If you’ve decided your business is going to be saved by reaching out to people on social networks, you might want to note a new report that says more than half of American businesses have banned their employees from accessing networks like Twitter and Facebook while at work.
The survey from the IT firm Robert Half Technology finds that 54% of companies have banned worker access to social networking sites like Facebook, Twitter, and MySpace while at work. 19% say access is permitted for business use, 16% allow limited personal use and just 10% say they aren’t restrictive.
The survey isn’t necessarily a big surprise, but it is food for thought for companies that are trying to market to business people on social networks during the business day. In many cases – it might just show a poor link between a company’s marketing message and its internal policies. How many of these major companies say they are using social media as a critical part of their strategy, but telling their IT departments to block social media sites?
The problem then isn’t with the conduct – I get that people want their employees not to waste time on the web, but in the corporate message.
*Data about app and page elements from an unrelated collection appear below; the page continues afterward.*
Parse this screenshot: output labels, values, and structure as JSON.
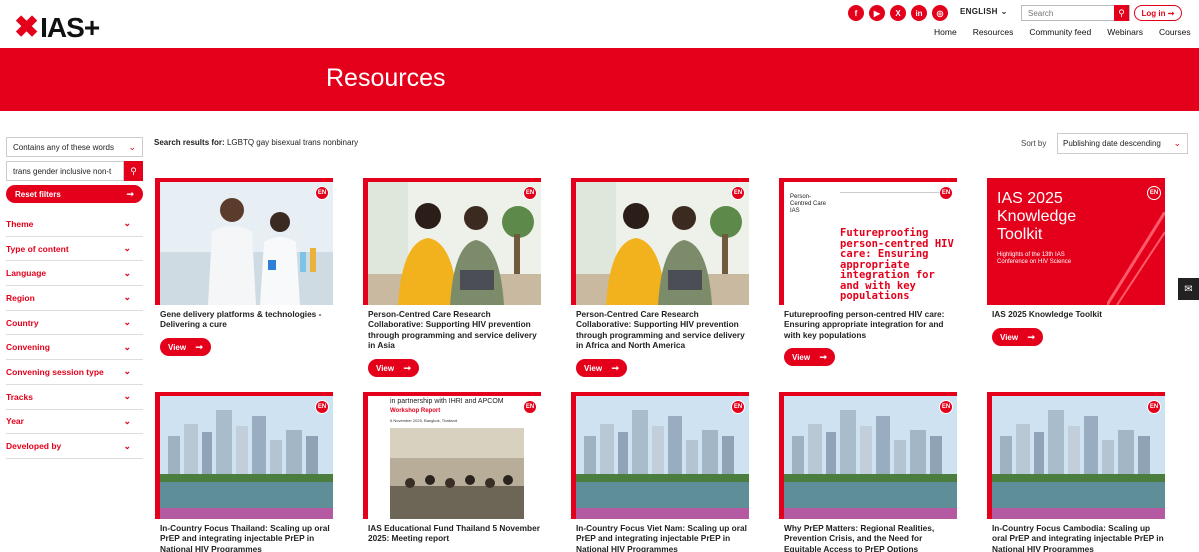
{
  "header": {
    "logo": "IAS+",
    "socials": [
      {
        "name": "facebook-icon",
        "glyph": "f"
      },
      {
        "name": "youtube-icon",
        "glyph": "▶"
      },
      {
        "name": "x-icon",
        "glyph": "X"
      },
      {
        "name": "linkedin-icon",
        "glyph": "in"
      },
      {
        "name": "instagram-icon",
        "glyph": "◎"
      }
    ],
    "language": "ENGLISH",
    "search_placeholder": "Search",
    "login_label": "Log in",
    "nav": [
      "Home",
      "Resources",
      "Community feed",
      "Webinars",
      "Courses"
    ]
  },
  "banner": {
    "title": "Resources"
  },
  "sidebar": {
    "match_mode": "Contains any of these words",
    "keyword_value": "trans gender inclusive non-t",
    "reset_label": "Reset filters",
    "filters": [
      "Theme",
      "Type of content",
      "Language",
      "Region",
      "Country",
      "Convening",
      "Convening session type",
      "Tracks",
      "Year",
      "Developed by"
    ]
  },
  "results": {
    "label": "Search results for:",
    "query": "LGBTQ gay bisexual trans nonbinary",
    "sort_label": "Sort by",
    "sort_value": "Publishing date descending"
  },
  "cards": [
    {
      "badge": "EN",
      "title": "Gene delivery platforms & technologies - Delivering a cure",
      "view": "View",
      "image": "lab"
    },
    {
      "badge": "EN",
      "title": "Person-Centred Care Research Collaborative: Supporting HIV prevention through programming and service delivery in Asia",
      "view": "View",
      "image": "couple"
    },
    {
      "badge": "EN",
      "title": "Person-Centred Care Research Collaborative: Supporting HIV prevention through programming and service delivery in Africa and North America",
      "view": "View",
      "image": "couple"
    },
    {
      "badge": "EN",
      "title": "Futureproofing person-centred HIV care: Ensuring appropriate integration for and with key populations",
      "view": "View",
      "image": "whiteposter",
      "poster": {
        "side": "Person-Centred Care IAS",
        "headline": "Futureproofing person-centred HIV care: Ensuring appropriate integration for and with key populations"
      }
    },
    {
      "badge": "EN",
      "title": "IAS 2025 Knowledge Toolkit",
      "view": "View",
      "image": "redposter",
      "poster": {
        "headline": "IAS 2025 Knowledge Toolkit",
        "sub": "Highlights of the 13th IAS Conference on HIV Science"
      }
    },
    {
      "badge": "EN",
      "title": "In-Country Focus Thailand: Scaling up oral PrEP and integrating injectable PrEP in National HIV Programmes",
      "image": "city"
    },
    {
      "badge": "EN",
      "title": "IAS Educational Fund Thailand 5 November 2025: Meeting report",
      "image": "workshop",
      "poster": {
        "top": "in partnership with IHRI and APCOM",
        "label": "Workshop Report",
        "date": "5 November 2025, Bangkok, Thailand"
      }
    },
    {
      "badge": "EN",
      "title": "In-Country Focus Viet Nam: Scaling up oral PrEP and integrating injectable PrEP in National HIV Programmes",
      "image": "city"
    },
    {
      "badge": "EN",
      "title": "Why PrEP Matters: Regional Realities, Prevention Crisis, and the Need for Equitable Access to PrEP Options",
      "image": "city"
    },
    {
      "badge": "EN",
      "title": "In-Country Focus Cambodia: Scaling up oral PrEP and integrating injectable PrEP in National HIV Programmes",
      "image": "city"
    }
  ],
  "colors": {
    "brand": "#e4001b"
  }
}
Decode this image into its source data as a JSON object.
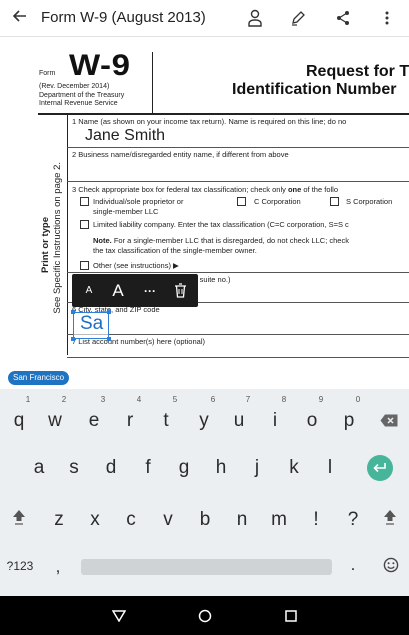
{
  "app_bar": {
    "back_icon": "arrow-left-icon",
    "title": "Form W-9 (August 2013)",
    "actions": [
      "person-icon",
      "pen-icon",
      "share-icon",
      "more-vert-icon"
    ]
  },
  "document": {
    "form_label": "Form",
    "form_number": "W-9",
    "revision_lines": [
      "(Rev. December 2014)",
      "Department of the Treasury",
      "Internal Revenue Service"
    ],
    "title_line1": "Request for T",
    "title_line2": "Identification Number",
    "vertical_text_1": "Print or type",
    "vertical_text_2": "See Specific Instructions on page 2.",
    "line1_label": "1  Name (as shown on your income tax return). Name is required on this line; do no",
    "line1_value": "Jane Smith",
    "line2_label": "2  Business name/disregarded entity name, if different from above",
    "line3_label_pre": "3  Check appropriate box for federal tax classification; check only ",
    "line3_label_bold": "one",
    "line3_label_post": " of the follo",
    "option_individual_1": "Individual/sole proprietor or",
    "option_individual_2": "single-member LLC",
    "option_ccorp": "C Corporation",
    "option_scorp": "S Corporation",
    "option_llc": "Limited liability company. Enter the tax classification (C=C corporation, S=S c",
    "note_bold": "Note.",
    "note_text_1": " For a single-member LLC that is disregarded, do not check LLC; check",
    "note_text_2": "the tax classification of the single-member owner.",
    "option_other": "Other (see instructions) ▶",
    "line5_fragment": "d apt. or suite no.)",
    "line6_label": "6  City, state, and ZIP code",
    "line7_label": "7  List account number(s) here (optional)",
    "typed_text": "Sa"
  },
  "annotation_toolbar": {
    "small_a": "A",
    "large_a": "A",
    "more": "···",
    "delete_icon": "trash-icon"
  },
  "suggestion": {
    "chip": "San Francisco"
  },
  "keyboard": {
    "row1": [
      {
        "num": "1",
        "ch": "q"
      },
      {
        "num": "2",
        "ch": "w"
      },
      {
        "num": "3",
        "ch": "e"
      },
      {
        "num": "4",
        "ch": "r"
      },
      {
        "num": "5",
        "ch": "t"
      },
      {
        "num": "6",
        "ch": "y"
      },
      {
        "num": "7",
        "ch": "u"
      },
      {
        "num": "8",
        "ch": "i"
      },
      {
        "num": "9",
        "ch": "o"
      },
      {
        "num": "0",
        "ch": "p"
      }
    ],
    "row2": [
      "a",
      "s",
      "d",
      "f",
      "g",
      "h",
      "j",
      "k",
      "l"
    ],
    "row3": [
      "z",
      "x",
      "c",
      "v",
      "b",
      "n",
      "m",
      "!",
      "?"
    ],
    "symbols_key": "?123",
    "comma_key": ",",
    "period_key": ".",
    "backspace_icon": "backspace-icon",
    "enter_icon": "enter-icon",
    "shift_icon": "shift-icon",
    "emoji_icon": "emoji-icon"
  },
  "nav_bar": {
    "back_icon": "nav-back-icon",
    "home_icon": "nav-home-icon",
    "recents_icon": "nav-recents-icon"
  },
  "colors": {
    "accent": "#2f7fd6",
    "chip": "#1f73c3",
    "enter_key": "#46b59a",
    "keyboard_bg": "#eceff1"
  }
}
If you want your people to use social media as an effective tool, then you need to get them comfortable with it – and expecting them to do that in their spare time (or sending the message that they shouldn’t do it at all) is not a smart business strategy.
Of course, while workplace use may be officially prohiited, people are still accessing sites during the day – and 46 percent of Facebook users is still about 150 million people – which beats the number you can get by working the phones or sending direct mail.
I also talked about a couple of other things this morning… in the video below.
A short time after Hotmail warned its users that a phishing scam tricked thousands of its users to give up their Hotmail passwords, Google’s GMail warns its customers that they aren’t safe from scammers, either. The company has released some gentle reminders that users need to protect their passwords and make them more secure.
And if you’re one of the millions of people who use Skype to make phone calls over the Internet, you can now get out that iPhone. AT&T is bowing to pressure and allowing access to Skype and other Voice over IP applications on its 3G network. Previously, you could use Skype, but only if you had a wifi connection.
Plus GMail warns its users that they aren’t immune from a phishing attack like the one that was able to access tens of thousands of Hotmail users’ passwords, and there’s some good news for the hundreds of thousands of people who want to access Skype or other VoIP carriers from their iPhones. AT&T is giving users access to those carriers – nice for iPhone users – who have ben limited to using Skype from their phones only if they have a wi-fi connection.
Don’t forget we have another edition of “Ask the Experts” coming online tomorrow at 12:30pm. This week, we’re sponsored by your New England Lincoln Mercury dealers, and the topic is innovation and technology in Lincoln Mercury, Ford and other cars. You can register at necn.com/asktheexperts, and then ask your questions in a safe environment about how all this new technology being packed into computers actually works – whether its Bluetooth, GPS, voice recognition or any other aspects of in-car technology you want to know more about. We’ve got a couple of top Lincoln Mercury tech experts to walk you through.
So I personally hope you’ll go to necn.com/asktheexperts, sign up and submit your questions.